BATON ROUGE, La. (BRPROUD) – Bands, floats and plastic Mardi Gras beads bring joy to many people in Louisiana. But the tens of thousands of pounds of the waste left behind could be a problem.

“When you think of the quantity of plastic that’s thrown, I mean one big parade in New Orleans could throw over a million strands of beads,” said LSU Professor of Coast and Environment Mark Benfield.

Benfield said microplastics from the beads breaking down could harm wildlife.  

“So they got into the stormwater systems and then they start to break down into smaller fragments and you get a big flood event and they are going to get flushed into the drainage canals and then ultimately into the Mississippi River,” said Benfield.

Many krewes are already taking steps to lessen their environmental footprint.
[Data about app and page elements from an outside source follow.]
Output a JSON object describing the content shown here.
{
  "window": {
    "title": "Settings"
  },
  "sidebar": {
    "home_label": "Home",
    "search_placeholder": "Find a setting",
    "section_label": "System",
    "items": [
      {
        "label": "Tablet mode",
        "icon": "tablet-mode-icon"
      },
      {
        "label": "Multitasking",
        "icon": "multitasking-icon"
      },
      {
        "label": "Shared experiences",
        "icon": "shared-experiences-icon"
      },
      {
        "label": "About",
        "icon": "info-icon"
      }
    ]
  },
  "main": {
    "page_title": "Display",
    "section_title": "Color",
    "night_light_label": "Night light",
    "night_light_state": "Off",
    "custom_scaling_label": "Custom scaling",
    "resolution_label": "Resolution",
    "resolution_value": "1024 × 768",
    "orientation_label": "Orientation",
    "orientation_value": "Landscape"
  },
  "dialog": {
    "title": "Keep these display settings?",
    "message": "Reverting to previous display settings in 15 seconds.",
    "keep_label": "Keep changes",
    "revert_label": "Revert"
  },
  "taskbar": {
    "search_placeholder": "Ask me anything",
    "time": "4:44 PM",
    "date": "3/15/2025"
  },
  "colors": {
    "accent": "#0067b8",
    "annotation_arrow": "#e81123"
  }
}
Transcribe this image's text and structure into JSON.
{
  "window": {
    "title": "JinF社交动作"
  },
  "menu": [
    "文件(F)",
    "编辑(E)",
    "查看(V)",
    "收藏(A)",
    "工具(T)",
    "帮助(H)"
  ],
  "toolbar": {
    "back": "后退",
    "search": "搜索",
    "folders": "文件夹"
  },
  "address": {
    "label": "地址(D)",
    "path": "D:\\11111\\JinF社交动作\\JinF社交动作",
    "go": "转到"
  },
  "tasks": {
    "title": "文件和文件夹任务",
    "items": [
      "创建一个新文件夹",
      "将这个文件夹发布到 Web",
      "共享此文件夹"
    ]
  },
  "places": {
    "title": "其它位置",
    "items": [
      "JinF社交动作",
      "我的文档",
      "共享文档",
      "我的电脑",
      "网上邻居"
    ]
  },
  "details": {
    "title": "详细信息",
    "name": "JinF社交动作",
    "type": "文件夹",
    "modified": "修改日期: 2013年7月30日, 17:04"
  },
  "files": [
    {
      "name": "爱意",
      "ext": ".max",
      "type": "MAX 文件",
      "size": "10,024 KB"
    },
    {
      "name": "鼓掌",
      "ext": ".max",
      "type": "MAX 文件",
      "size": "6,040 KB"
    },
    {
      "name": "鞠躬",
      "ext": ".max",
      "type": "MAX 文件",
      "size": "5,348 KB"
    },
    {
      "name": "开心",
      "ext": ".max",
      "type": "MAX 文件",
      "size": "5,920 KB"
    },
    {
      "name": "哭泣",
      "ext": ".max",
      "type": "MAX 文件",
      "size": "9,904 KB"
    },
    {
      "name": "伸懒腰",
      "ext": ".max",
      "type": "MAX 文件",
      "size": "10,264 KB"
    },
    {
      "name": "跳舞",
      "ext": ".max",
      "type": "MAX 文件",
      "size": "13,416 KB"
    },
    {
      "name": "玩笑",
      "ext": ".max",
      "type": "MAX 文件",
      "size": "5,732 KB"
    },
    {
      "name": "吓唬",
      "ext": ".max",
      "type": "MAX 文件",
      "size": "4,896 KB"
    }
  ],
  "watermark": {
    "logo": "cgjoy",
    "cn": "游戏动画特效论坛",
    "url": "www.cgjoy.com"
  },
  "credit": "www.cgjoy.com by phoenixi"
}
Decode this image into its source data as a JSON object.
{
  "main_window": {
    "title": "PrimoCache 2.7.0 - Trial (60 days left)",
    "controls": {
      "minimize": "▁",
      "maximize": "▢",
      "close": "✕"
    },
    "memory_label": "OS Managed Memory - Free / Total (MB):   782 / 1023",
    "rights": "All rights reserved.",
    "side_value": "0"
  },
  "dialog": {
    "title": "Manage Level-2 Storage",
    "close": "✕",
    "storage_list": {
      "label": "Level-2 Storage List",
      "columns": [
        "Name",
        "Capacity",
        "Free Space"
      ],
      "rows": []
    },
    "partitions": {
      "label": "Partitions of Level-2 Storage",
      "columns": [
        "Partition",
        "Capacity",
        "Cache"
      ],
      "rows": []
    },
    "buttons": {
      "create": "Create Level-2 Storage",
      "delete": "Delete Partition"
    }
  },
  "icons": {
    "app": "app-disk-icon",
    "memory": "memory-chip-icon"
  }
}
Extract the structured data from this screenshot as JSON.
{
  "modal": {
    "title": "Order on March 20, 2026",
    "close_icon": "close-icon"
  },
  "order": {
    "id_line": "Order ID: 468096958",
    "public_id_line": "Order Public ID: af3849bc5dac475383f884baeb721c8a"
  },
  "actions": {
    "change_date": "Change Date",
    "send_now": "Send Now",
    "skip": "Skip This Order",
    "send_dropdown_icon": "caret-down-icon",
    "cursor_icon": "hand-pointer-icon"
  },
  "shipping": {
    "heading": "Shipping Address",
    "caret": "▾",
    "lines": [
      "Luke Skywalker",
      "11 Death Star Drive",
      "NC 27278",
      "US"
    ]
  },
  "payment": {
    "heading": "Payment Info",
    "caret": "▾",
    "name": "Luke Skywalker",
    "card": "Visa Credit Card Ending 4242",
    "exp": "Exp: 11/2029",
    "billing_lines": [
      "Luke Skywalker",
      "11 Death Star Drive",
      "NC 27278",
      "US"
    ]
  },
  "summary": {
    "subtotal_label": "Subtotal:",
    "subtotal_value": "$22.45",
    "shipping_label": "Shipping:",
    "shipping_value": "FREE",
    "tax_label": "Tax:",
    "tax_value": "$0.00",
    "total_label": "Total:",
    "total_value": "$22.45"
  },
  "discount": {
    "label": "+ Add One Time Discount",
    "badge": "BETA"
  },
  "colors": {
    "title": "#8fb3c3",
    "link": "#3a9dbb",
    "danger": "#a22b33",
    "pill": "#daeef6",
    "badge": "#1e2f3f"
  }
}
“We want to entertain the crowd but at the same time it’s an environmental thing that’s helpful and when you can do something that is good for the environment, do something good for the public, and be a good neighbor,” said President and Captain of Krewe of Tucks Lloyd Frischhertz.

Frischhertz said while beads are part of their throws they have dozens of alternatives.

“We have hula dancing dashboards, we have Frisbees, we have plungers,” Frischhertz said.

Even one of their signature throws won’t last long in the elements.

“Our toilet paper is Marine biodegradable toilet paper. One good rain and they are out of the trees,” Frischhertz said.

Biodegradable beads are available but aren’t always the most affordable. For now, it seems plastic beads are here to stay. But, people are working on how to make them less harmful to the ecosystem.

“About three percent of the beads are recycled, they are usually collected and cleaned and sorted and then, thrown again, so that’s a great option,” said Benfield.